A New Fork in the Road
How can business architects and project managers work together effectively?
by Raquel Pittman, PMP
There are many roads companies may take toward building more efficient and effective organizations. Two disciplines aimed at facilitating these competencies are project management and business architecture. Yet, there has been some difficulty defining the boundaries between the roles. There is no controversy on the benefit of both ... it's just tough to relate how they work together. This article will attempt to clarify and posit a recommendation.
The business architect - a relatively new designation - is focused on the alignment of an organization's overall strategic goals with its tactical execution. The view of the business architect must encompass several business disciplines for the organization, such as human resources, finance, change management, information technology, business process and strategy, and combine that with a consulting orientation. These resource people should have deep business knowledge combined with expertise working with large-scale, cross-functional processes. They are charged with defining the overall business design for an organization to reach strategic goals.
The project/program manager's focus within an organization is centered on the efficient execution of a defined, temporal initiative - or project. These resource people have the techniques and skills to tactically define, execute, and communicate the project and its results to varying levels in the organization. The benefits of this discipline include facilitating the ability for any organization, business unit, or department to define activities, accurately resource plan, track progress, manage costs, and respond to change.

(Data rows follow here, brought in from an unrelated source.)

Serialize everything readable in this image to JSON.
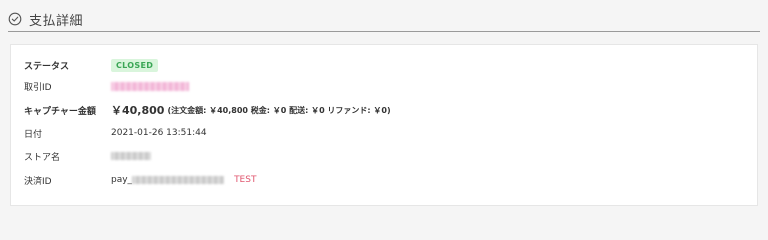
{
  "header": {
    "title": "支払詳細",
    "icon": "check-circle-icon"
  },
  "details": {
    "status": {
      "label": "ステータス",
      "value": "CLOSED"
    },
    "transaction_id": {
      "label": "取引ID"
    },
    "capture_amount": {
      "label": "キャプチャー金額",
      "amount": "￥40,800",
      "breakdown": "(注文金額: ￥40,800 税金: ￥0 配送: ￥0 リファンド: ￥0)"
    },
    "date": {
      "label": "日付",
      "value": "2021-01-26 13:51:44"
    },
    "store_name": {
      "label": "ストア名"
    },
    "payment_id": {
      "label": "決済ID",
      "prefix": "pay_",
      "tag": "TEST"
    }
  },
  "colors": {
    "status_badge_bg": "#d9f5dc",
    "status_badge_text": "#3aa655",
    "test_tag": "#e0556e"
  }
}
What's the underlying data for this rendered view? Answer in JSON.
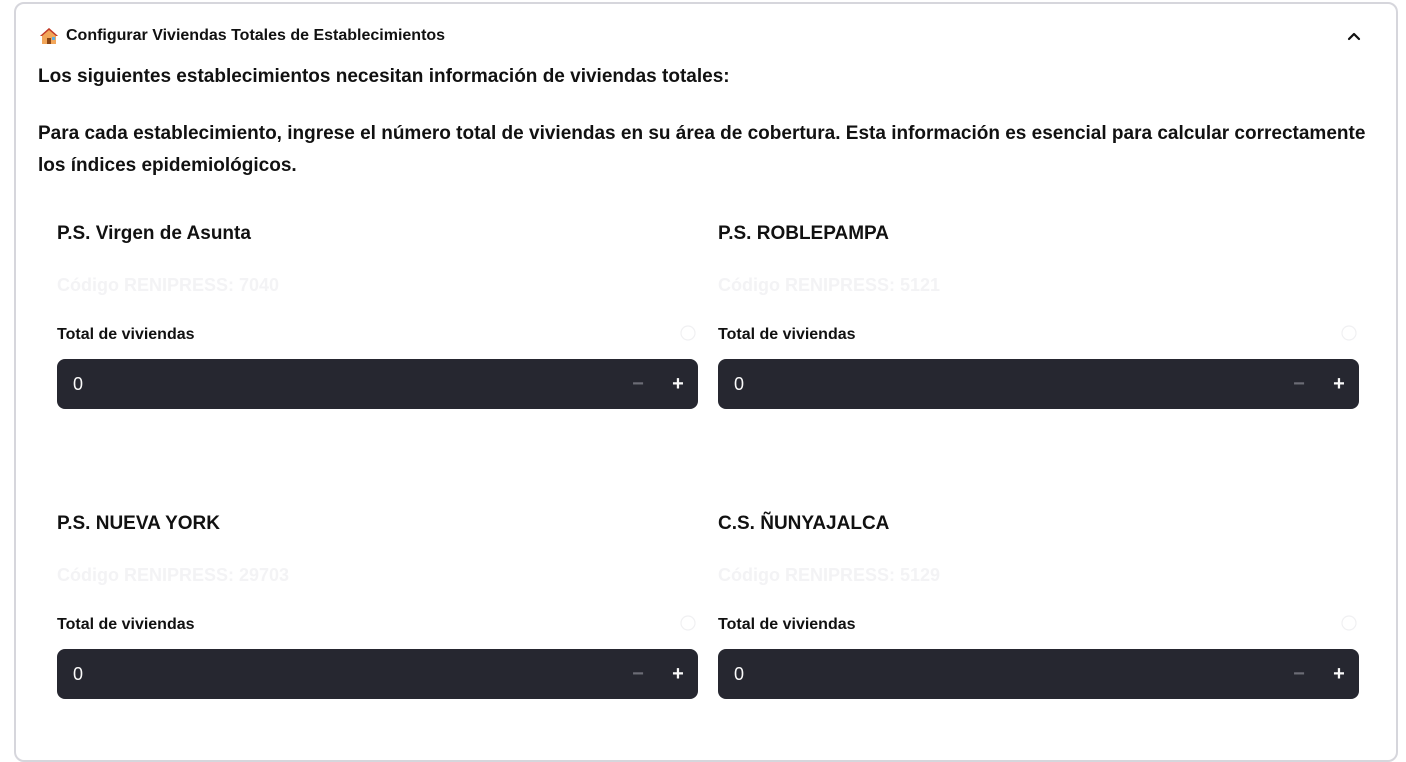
{
  "expander": {
    "title": "Configurar Viviendas Totales de Establecimientos",
    "icon": "house-icon",
    "state": "expanded"
  },
  "intro": {
    "line1": "Los siguientes establecimientos necesitan información de viviendas totales:",
    "line2": "Para cada establecimiento, ingrese el número total de viviendas en su área de cobertura. Esta información es esencial para calcular correctamente los índices epidemiológicos."
  },
  "establishments": [
    {
      "name": "P.S. Virgen de Asunta",
      "code": "Código RENIPRESS: 7040",
      "label": "Total de viviendas",
      "value": "0"
    },
    {
      "name": "P.S. ROBLEPAMPA",
      "code": "Código RENIPRESS: 5121",
      "label": "Total de viviendas",
      "value": "0"
    },
    {
      "name": "P.S. NUEVA YORK",
      "code": "Código RENIPRESS: 29703",
      "label": "Total de viviendas",
      "value": "0"
    },
    {
      "name": "C.S. ÑUNYAJALCA",
      "code": "Código RENIPRESS: 5129",
      "label": "Total de viviendas",
      "value": "0"
    }
  ],
  "stepper": {
    "minus": "−",
    "plus": "+"
  },
  "colors": {
    "input_bg": "#262730",
    "border": "#d6d6dc",
    "text": "#111111",
    "faint_text": "#f3f3f5"
  }
}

What's the synergy between these roles?
agree that the ideal resource person in either role will contain
traits of the other. However, what's the synergy between both roles?
In looking at the roles themselves and their discrete objectives,
there is an obvious hand-off.
The business architect will scope a desired organizational goal by analyzing the impacts to various functions and using those results to define the organization's capabilities as it relates to that goal. The project/program manager will optimize the organization's capabilities by using its skill sets to ensure that the initiatives designed to reach the identified goals are completed with a systematic discipline that provides structure, visibility, and timelines for completion.
These two roles are not interchangeable; however, it can be argued that a company cannot optimize its business architect role without the presence of an experienced project/program manager. Both are key tools in accurately scoping and subsequently implementing organizational change.